Future Projects

Following are the future projects:

Regulatory Framework and Capital Adequacy Requirements for Non-Banking Financial Institutions

The adoption by SADC central banks of comprehensive supervision systems for the financial sector and the resultant changes to legislation and regulations has brought about major challenges to the operations of non-banking FIs, especially in the area of capital adequacy requirements.

The research will assess the nature of capital requirements; evaluate the enabling supervisory legislation and regulations; evaluate their impact on non-banking FIs; and explore opportunities for regional harmonisation in the legislation and application of capital adequacy standards

Conditions for Establishment of a Supportive Business Environment for SMEs

The research objective is to recommend the adoption of best practices by SADC governments with regard to establishment of a supportive business environment for SMEs. Thus, it will among other things, evaluate existing policies, regulations and effectiveness of institutions set up for SMEs; evaluate and recommend the role of DFIs; assess the impact of internal institutional factors; investigate the effectiveness of existing incentive structures; and analyse sectoral distribution of SME.

Procurement Policies for SMEs

This research project recognizes the importance of procurement policies in stimulating SME growth and will, analyse current procurement policies and their efficacy; assess impact of the policies and the sectoral spread of SMEs; and investigate regulatory and institutional arrangements, including the role of DFIs.

The objective is to recommend best practice policies for SADC with the benefit of relevant experiences in other regions.

Linkages between PPI/Big Business and SMEs

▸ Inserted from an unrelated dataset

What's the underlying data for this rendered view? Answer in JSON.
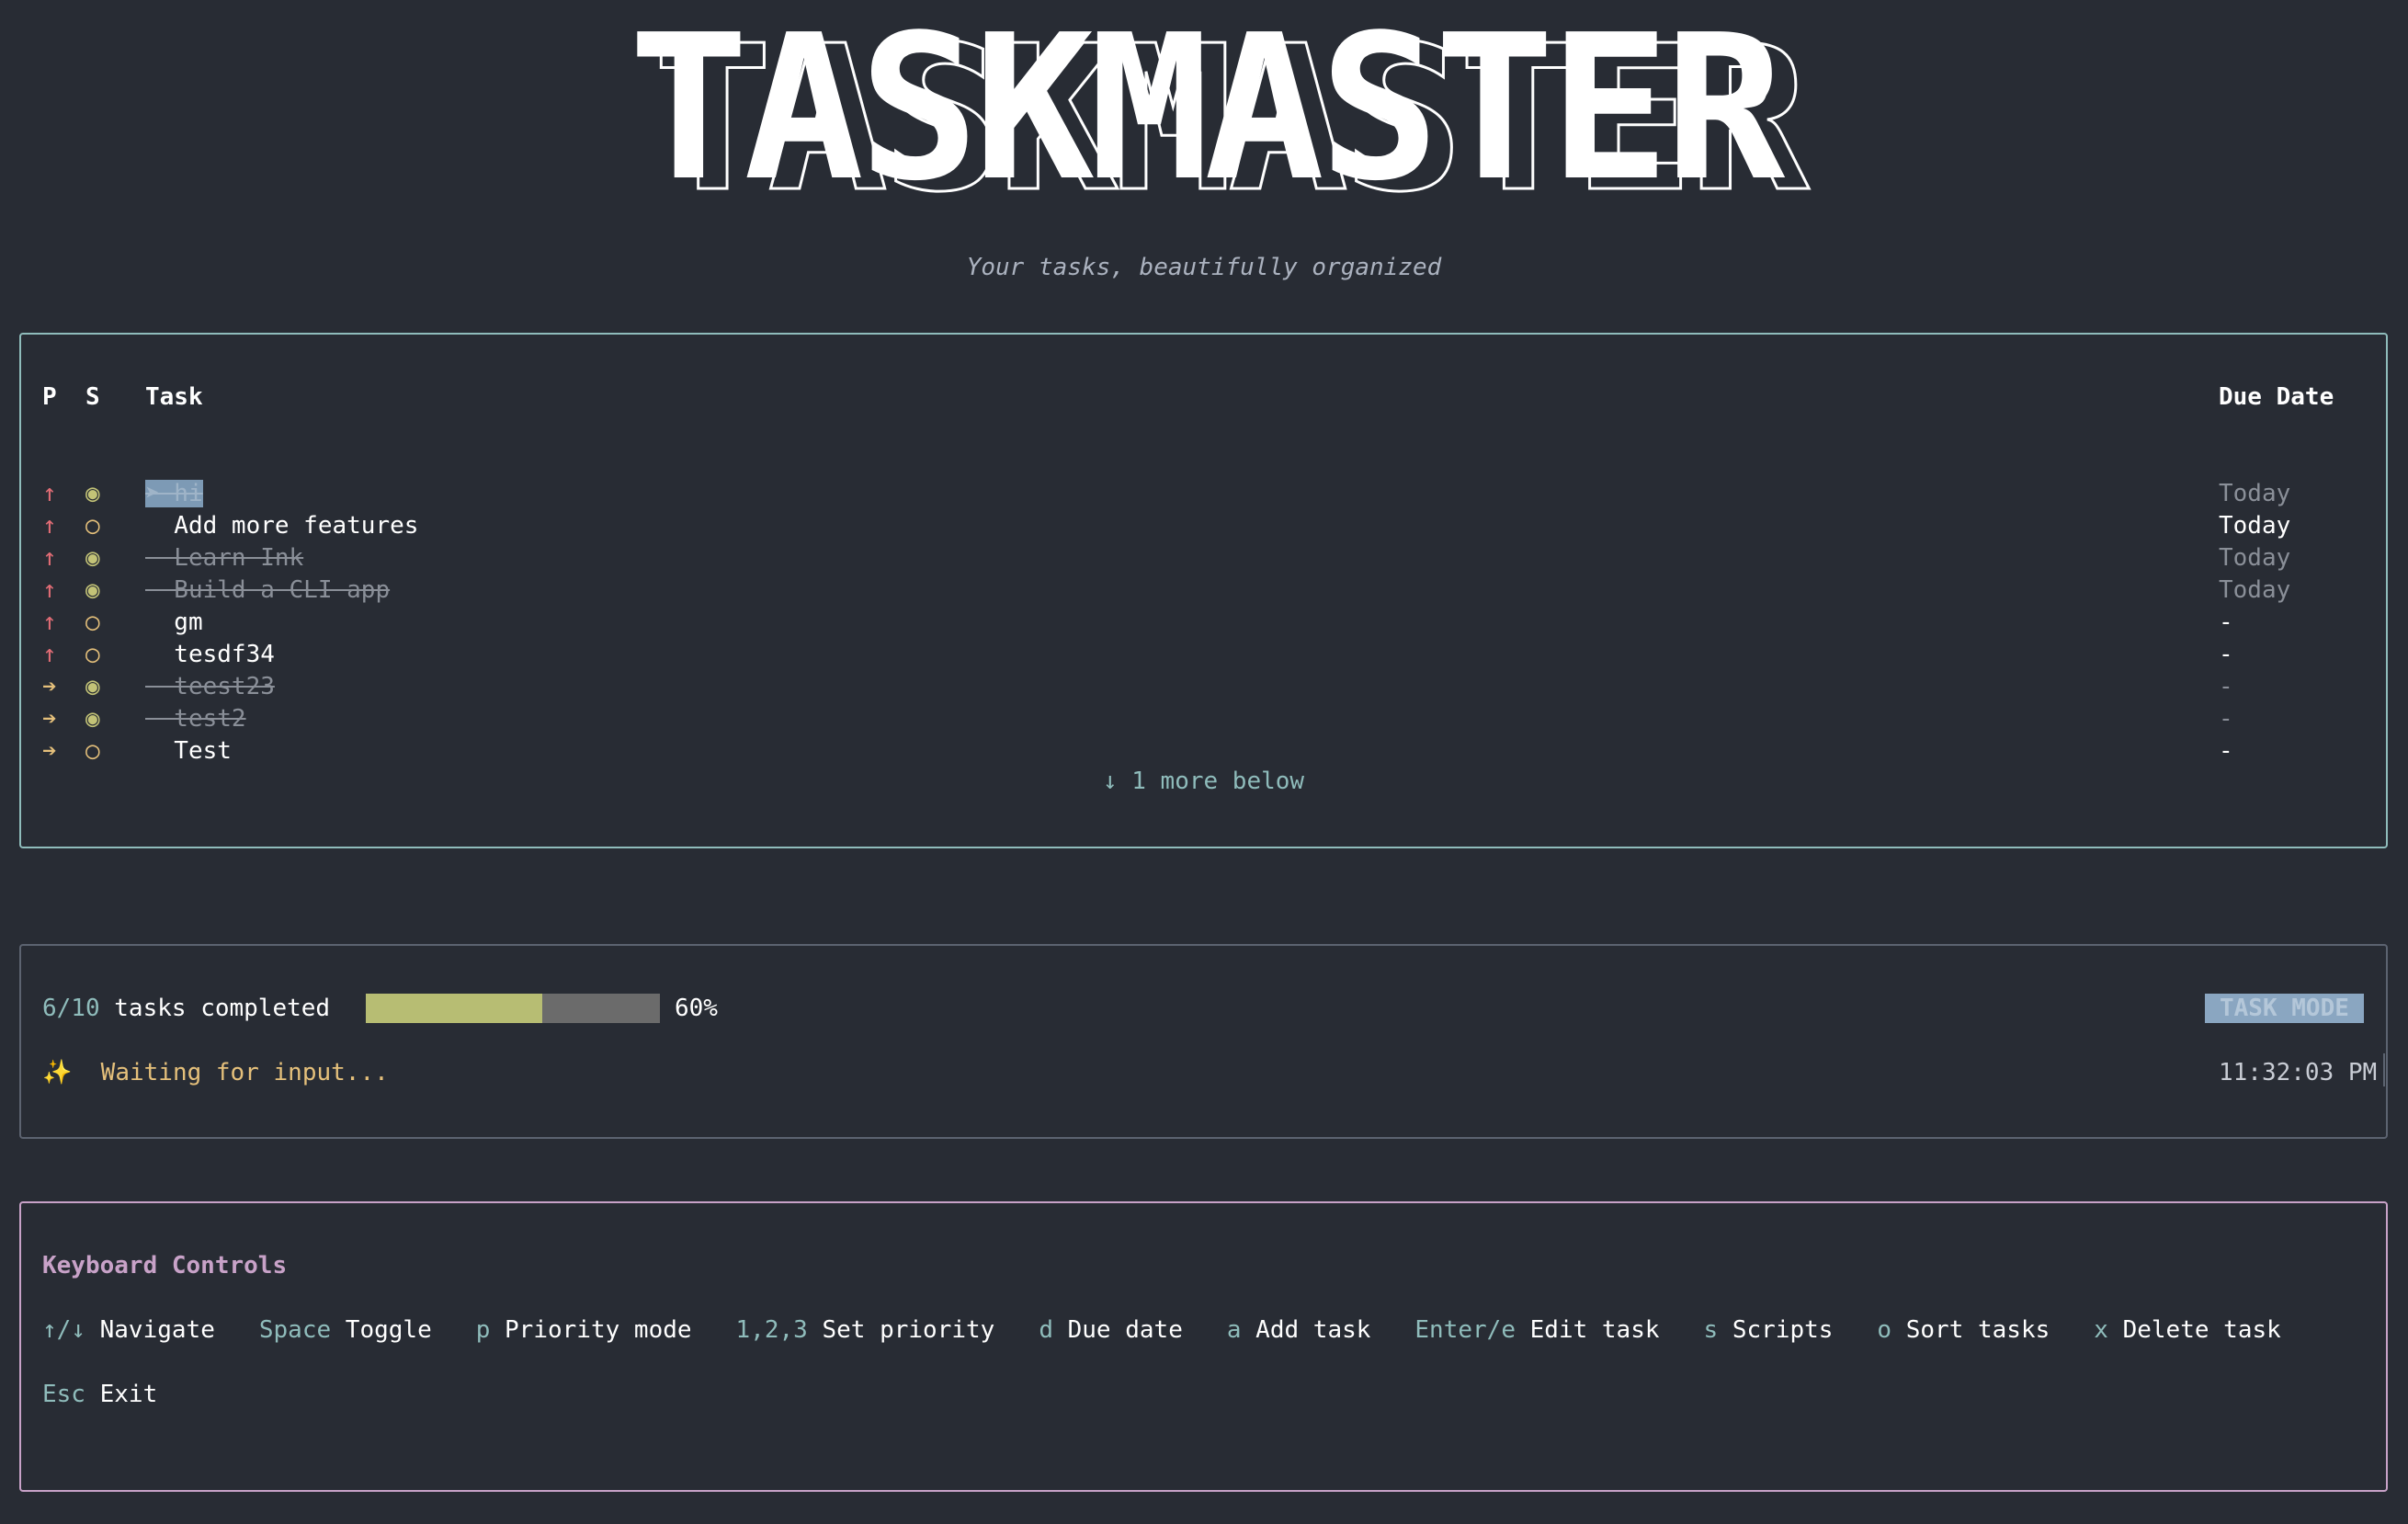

The terms of reference for this project will include: examine extent and nature of linkages for SMEs in region; scan and evaluate global environment for relevant experiences; assess impact of policy, regulatory and institutional factors; evaluate existing incentive structures to support linkages; analyse beneficiary sectors and the impact of mentoring; and review relevant case studies, including the Mozambican Aluminum project (Mozal 1 and 2) in the Maputo Development Corridor, and the extent to which they could serve as models for adoption by other SADC countries.

SMEs and Export Growth in SADC

As SADC economies open up in response to globalization, export competitiveness becomes increasingly crucial. SMEs have been observed to play a major role in export strategies on developing countries.

To enhance benefits to SADC countries from SME exports, the terms of reference for this project include the following: assess the impact of trade liberalisation on SMEs; evaluate existing regulations, policies and incentive structures; analyse the spread of SMEs in export sectors; examine institutional factors that support/constrain SME exports; and taking into account experiences in other regions recommend an export model for SADC SMEs.